═════ Data for this task

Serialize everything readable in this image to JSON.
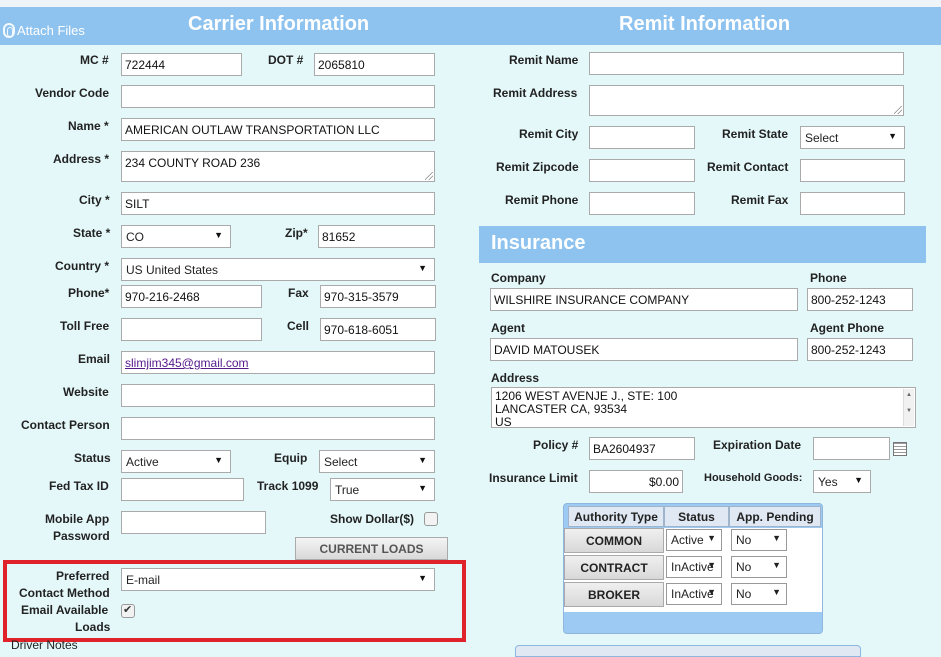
{
  "attach_label": "Attach Files",
  "carrier": {
    "title": "Carrier Information",
    "mc_label": "MC #",
    "mc": "722444",
    "dot_label": "DOT #",
    "dot": "2065810",
    "vendor_label": "Vendor Code",
    "vendor": "",
    "name_label": "Name *",
    "name": "AMERICAN OUTLAW TRANSPORTATION LLC",
    "address_label": "Address *",
    "address": "234 COUNTY ROAD 236",
    "city_label": "City *",
    "city": "SILT",
    "state_label": "State *",
    "state": "CO",
    "zip_label": "Zip*",
    "zip": "81652",
    "country_label": "Country *",
    "country": "US United States",
    "phone_label": "Phone*",
    "phone": "970-216-2468",
    "fax_label": "Fax",
    "fax": "970-315-3579",
    "tollfree_label": "Toll Free",
    "tollfree": "",
    "cell_label": "Cell",
    "cell": "970-618-6051",
    "email_label": "Email",
    "email": "slimjim345@gmail.com",
    "website_label": "Website",
    "website": "",
    "contact_label": "Contact Person",
    "contact": "",
    "status_label": "Status",
    "status": "Active",
    "equip_label": "Equip",
    "equip": "Select",
    "fedtax_label": "Fed Tax ID",
    "fedtax": "",
    "track_label": "Track 1099",
    "track": "True",
    "mobile_label_1": "Mobile App",
    "mobile_label_2": "Password",
    "mobile": "",
    "showdollar_label": "Show Dollar($)",
    "current_loads_label": "CURRENT LOADS",
    "pref_label_1": "Preferred",
    "pref_label_2": "Contact Method",
    "pref": "E-mail",
    "emailavail_label_1": "Email Available",
    "emailavail_label_2": "Loads",
    "driver_notes_label": "Driver Notes"
  },
  "remit": {
    "title": "Remit Information",
    "name_label": "Remit Name",
    "name": "",
    "address_label": "Remit Address",
    "address": "",
    "city_label": "Remit City",
    "city": "",
    "state_label": "Remit State",
    "state": "Select",
    "zip_label": "Remit Zipcode",
    "zip": "",
    "contact_label": "Remit Contact",
    "contact": "",
    "phone_label": "Remit Phone",
    "phone": "",
    "fax_label": "Remit Fax",
    "fax": ""
  },
  "insurance": {
    "title": "Insurance",
    "company_label": "Company",
    "company": "WILSHIRE INSURANCE COMPANY",
    "phone_label": "Phone",
    "phone": "800-252-1243",
    "agent_label": "Agent",
    "agent": "DAVID MATOUSEK",
    "agent_phone_label": "Agent Phone",
    "agent_phone": "800-252-1243",
    "address_label": "Address",
    "address_line1": "1206 WEST AVENJE J., STE: 100",
    "address_line2": "LANCASTER CA, 93534",
    "address_line3": "US",
    "policy_label": "Policy #",
    "policy": "BA2604937",
    "expiration_label": "Expiration Date",
    "expiration": "",
    "limit_label": "Insurance Limit",
    "limit": "$0.00",
    "household_label": "Household Goods:",
    "household": "Yes"
  },
  "authority": {
    "headers": [
      "Authority Type",
      "Status",
      "App. Pending"
    ],
    "rows": [
      {
        "type": "COMMON",
        "status": "Active",
        "pending": "No"
      },
      {
        "type": "CONTRACT",
        "status": "InActive",
        "pending": "No"
      },
      {
        "type": "BROKER",
        "status": "InActive",
        "pending": "No"
      }
    ]
  },
  "colors": {
    "header_blue": "#8ec3ef",
    "background": "#e4f8fa",
    "highlight_red": "#e0222a"
  }
}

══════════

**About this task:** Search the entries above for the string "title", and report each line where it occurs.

**Reply to the exercise:**
    "title": "Carrier Information",
    "title": "Remit Information",
    "title": "Insurance",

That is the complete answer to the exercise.